**Directions for this task**
Scan the entries for lines with "False" and say how many there are, with nothing more.

**Records**
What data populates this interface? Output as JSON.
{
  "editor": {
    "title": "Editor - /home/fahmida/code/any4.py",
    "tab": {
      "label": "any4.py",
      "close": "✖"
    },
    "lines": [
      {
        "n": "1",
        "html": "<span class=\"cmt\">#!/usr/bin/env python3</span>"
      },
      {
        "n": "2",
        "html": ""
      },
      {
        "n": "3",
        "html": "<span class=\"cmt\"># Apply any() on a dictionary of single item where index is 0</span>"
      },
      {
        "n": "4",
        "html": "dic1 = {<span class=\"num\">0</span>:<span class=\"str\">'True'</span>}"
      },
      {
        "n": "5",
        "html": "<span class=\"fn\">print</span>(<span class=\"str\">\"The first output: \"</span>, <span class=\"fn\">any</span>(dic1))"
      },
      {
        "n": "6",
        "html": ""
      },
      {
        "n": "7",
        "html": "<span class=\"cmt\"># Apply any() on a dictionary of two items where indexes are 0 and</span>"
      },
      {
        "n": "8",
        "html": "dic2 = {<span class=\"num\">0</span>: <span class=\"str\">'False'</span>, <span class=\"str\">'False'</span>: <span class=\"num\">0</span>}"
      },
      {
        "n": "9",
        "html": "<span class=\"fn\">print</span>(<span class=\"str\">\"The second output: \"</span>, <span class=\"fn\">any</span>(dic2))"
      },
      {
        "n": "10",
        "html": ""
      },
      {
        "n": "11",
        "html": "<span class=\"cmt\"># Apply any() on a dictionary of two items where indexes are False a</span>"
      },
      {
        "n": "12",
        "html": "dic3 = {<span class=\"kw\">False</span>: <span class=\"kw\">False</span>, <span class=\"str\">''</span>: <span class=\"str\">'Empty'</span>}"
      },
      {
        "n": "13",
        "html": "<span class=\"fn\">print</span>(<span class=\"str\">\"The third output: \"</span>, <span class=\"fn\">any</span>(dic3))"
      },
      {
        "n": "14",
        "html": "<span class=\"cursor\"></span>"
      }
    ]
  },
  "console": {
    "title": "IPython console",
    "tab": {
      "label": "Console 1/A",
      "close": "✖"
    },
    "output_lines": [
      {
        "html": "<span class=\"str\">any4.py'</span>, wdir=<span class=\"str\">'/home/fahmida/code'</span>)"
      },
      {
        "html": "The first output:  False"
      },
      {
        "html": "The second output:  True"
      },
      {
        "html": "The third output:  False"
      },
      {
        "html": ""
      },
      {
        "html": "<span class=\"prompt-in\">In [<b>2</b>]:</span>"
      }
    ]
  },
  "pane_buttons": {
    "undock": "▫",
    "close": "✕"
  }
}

**Task solution**
5